The European Commission wants to encourage fair and well-functioning labour markets and social systems through the ‘principles and rights’ proposed in the European Pillar of Social Rights. The aim of an interinstitutional proclamation is to emphasise political endorsement of the project. By the end of the year at the latest, Brussels wants to have a signed document from the European Parliament, the Council and the Commission as a strong signal for a social Europe.
But discussions are moving slowly. The European Commission is in talks with the Member States and other stakeholders; however, it it has made it clear that it does not want to make any technical changes to its proposal. The main priority is to have the interinstitutional proclamation signed by the end of the year. Any changes to the text of the proposal could jeopardise this goal. The Estonian presidency, which runs until the end of the year, also wants to avoid any changes to the proposed principles. Instead, it is working towards the proclamation being successfully adopted.
Initial talks in Council
On 15 June 2017, the first informal talks on the European Pillar of Social Rights took place between the members of the Employment, Social Policy, Health and Consumer Affairs Council. The ministers agreed to adopt the interinstitutional proclamation by the end of the year. There was also consensus that it is important to improve working and social conditions but that the process should take into consideration different national circumstances. The pillar can only have a real effect if there is active involvement at Member State level.

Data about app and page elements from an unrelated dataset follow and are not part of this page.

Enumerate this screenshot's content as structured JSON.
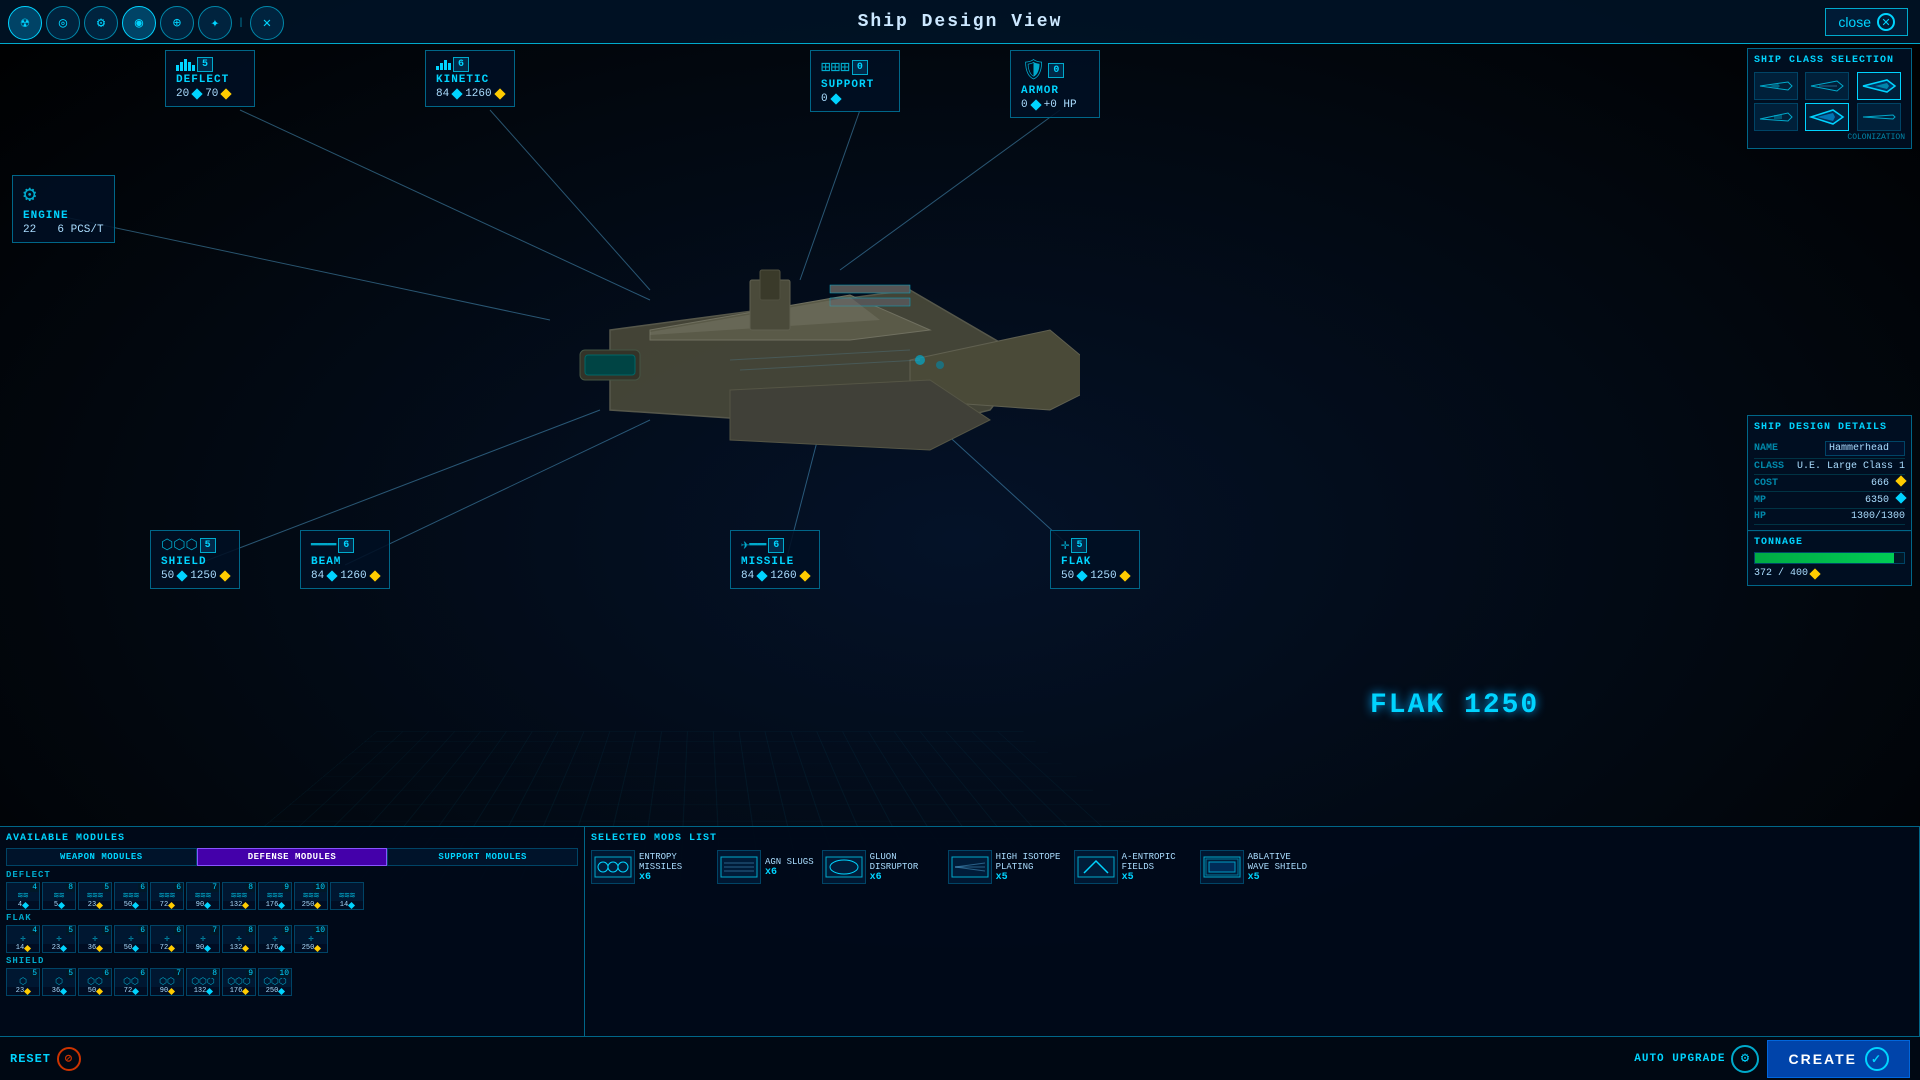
{
  "title": "Ship Design View",
  "close_label": "close",
  "nav_icons": [
    "☢",
    "◎",
    "⚙",
    "◉",
    "⊕",
    "✦",
    "✕"
  ],
  "stats": {
    "deflect": {
      "label": "DEFLECT",
      "count": 5,
      "val1": "20",
      "val2": "70"
    },
    "kinetic": {
      "label": "KINETIC",
      "count": 6,
      "val1": "84",
      "val2": "1260"
    },
    "support": {
      "label": "SUPPORT",
      "count": 0,
      "val1": "0"
    },
    "armor": {
      "label": "ARMOR",
      "count": 0,
      "val1": "0",
      "val2": "+0 HP"
    },
    "engine": {
      "label": "ENGINE",
      "val1": "22",
      "val2": "6 PCS/T"
    },
    "shield": {
      "label": "SHIELD",
      "count": 5,
      "val1": "50",
      "val2": "1250"
    },
    "beam": {
      "label": "BEAM",
      "count": 6,
      "val1": "84",
      "val2": "1260"
    },
    "missile": {
      "label": "MISSILE",
      "count": 6,
      "val1": "84",
      "val2": "1260"
    },
    "flak": {
      "label": "FLAK",
      "count": 5,
      "val1": "50",
      "val2": "1250"
    }
  },
  "ship_class_panel": {
    "title": "SHIP CLASS SELECTION",
    "colonization_label": "COLONIZATION"
  },
  "design_details": {
    "title": "SHIP DESIGN DETAILS",
    "name_label": "NAME",
    "name_value": "Hammerhead",
    "class_label": "CLASS",
    "class_value": "U.E. Large Class 1",
    "cost_label": "COST",
    "cost_value": "666",
    "mp_label": "MP",
    "mp_value": "6350",
    "hp_label": "HP",
    "hp_value": "1300/1300"
  },
  "tonnage": {
    "label": "TONNAGE",
    "current": 372,
    "max": 400,
    "display": "372 / 400",
    "bar_pct": 93
  },
  "available_modules": {
    "title": "AVAILABLE MODULES",
    "tabs": [
      "WEAPON MODULES",
      "DEFENSE MODULES",
      "SUPPORT MODULES"
    ],
    "active_tab": 1,
    "rows": [
      {
        "label": "DEFLECT",
        "items": [
          {
            "count": 4,
            "cost1": "4",
            "cost2": ""
          },
          {
            "count": 8,
            "cost1": "5",
            "cost2": ""
          },
          {
            "count": 5,
            "cost1": "23"
          },
          {
            "count": 6,
            "cost1": ""
          },
          {
            "count": 6,
            "cost1": "50"
          },
          {
            "count": 6,
            "cost1": "72"
          },
          {
            "count": 7,
            "cost1": "90"
          },
          {
            "count": 8,
            "cost1": "132"
          },
          {
            "count": 9,
            "cost1": "176"
          },
          {
            "count": 10,
            "cost1": "250"
          },
          {
            "count": "",
            "cost1": "14"
          }
        ]
      },
      {
        "label": "FLAK",
        "items": [
          {
            "count": 4,
            "cost1": "14"
          },
          {
            "count": 5,
            "cost1": "23"
          },
          {
            "count": 5,
            "cost1": "36"
          },
          {
            "count": 6,
            "cost1": ""
          },
          {
            "count": 6,
            "cost1": "50"
          },
          {
            "count": 6,
            "cost1": "72"
          },
          {
            "count": 7,
            "cost1": "90"
          },
          {
            "count": 8,
            "cost1": "132"
          },
          {
            "count": 9,
            "cost1": "176"
          },
          {
            "count": 10,
            "cost1": "250"
          }
        ]
      },
      {
        "label": "SHIELD",
        "items": [
          {
            "count": 5,
            "cost1": "23"
          },
          {
            "count": 5,
            "cost1": "36"
          },
          {
            "count": 6,
            "cost1": "50"
          },
          {
            "count": 6,
            "cost1": "72"
          },
          {
            "count": 7,
            "cost1": "90"
          },
          {
            "count": 8,
            "cost1": "132"
          },
          {
            "count": 9,
            "cost1": "176"
          },
          {
            "count": 10,
            "cost1": "250"
          }
        ]
      }
    ]
  },
  "selected_mods": {
    "title": "SELECTED MODS LIST",
    "items": [
      {
        "name": "ENTROPY MISSILES",
        "count": "x6"
      },
      {
        "name": "AGN SLUGS",
        "count": "x6"
      },
      {
        "name": "GLUON DISRUPTOR",
        "count": "x6"
      },
      {
        "name": "HIGH ISOTOPE PLATING",
        "count": "x5"
      },
      {
        "name": "A-ENTROPIC FIELDS",
        "count": "x5"
      },
      {
        "name": "ABLATIVE WAVE SHIELD",
        "count": "x5"
      }
    ]
  },
  "bottom_bar": {
    "reset_label": "RESET",
    "auto_upgrade_label": "AUTO UPGRADE",
    "create_label": "CREATE"
  },
  "flak_big_label": "FLAK 1250"
}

The ministers also emphasised that the proclamation should be viewed as a political commitment but without being legally binding. In addition, the pillar should apply to all Member States, including those outside the Eurogroup. The proclamation should not modify or even extend the competences conferred to the European Union by the Treaties, rather the implementation of the pillar should be done in accordance with the principle of subsidiarity. The upward convergence towards better living and working conditions must take into account socioeconomic conditions and differences at national level. Furthermore, the role and independence of the Social Partners in terms of social standards at national and European level must be respected.
The Social Scoreboard
The Commission has established a Social Scoreboard to monitor social progress in the future. The results of the scoreboard will also feed into the European Semester and policy guidelines.
The scoreboard is divided into three dimensions: ‘Equal opportunities and access to the labour market’, ‘Dynamic labour markets and fair working conditions’ and ‘Public support/Social protection and inclusion’. A total of twelve different social areas have been included. Important areas for social security include ‘Labour Force Structure’ and ‘Healthcare’. Each area has indicators which can be used to measure social progress.
However, further discussion is needed with regard to the scoreboard and the proposed indicators. In particular, the relationship with existing monitoring instruments appears to be unclear, namely the Employment Performance Monitor and the Social Protection Performance Monitor. Therefore, further discussions with the Commission could be necessary, particularly regarding the inclusion of the scoreboard in the next Joint Employment Report, its relationship with the Council’s existing monitoring instruments, and its technical implementation. This could result in changes being made to the proposed headline indicators and secondary indicators.
What is the European Parliament doing?
A decision from the European Parliament regarding clarification of the interinstitutional proclamation proposed by the Commission in April and the nomination of a representative for the interinstitutional process is expected in September.
As part of the consultation on 19 January 2017, the European Parliament expressed its opinion on the proposal for a European Pillar of Social Rights and adopted a corresponding resolution (DSV reported).
Background and outlook
The Commission presented its proposal for the pillar in two different legal formats with identical content. The first is a non-binding recommendation from the Commission (Article 288 TFEU) and the second is a proposal for a joint interinstitutional proclamation. This must now be discussed with the European Parliament and the Council.
It is planned that the Employment, Social Policy, Health and Consumer Affairs Council will reach an agreement on the proclamation for the pillar at its meeting on 23 October 2017 in order to meet the deadline for all three European Institutions to sign the document before the end of the year.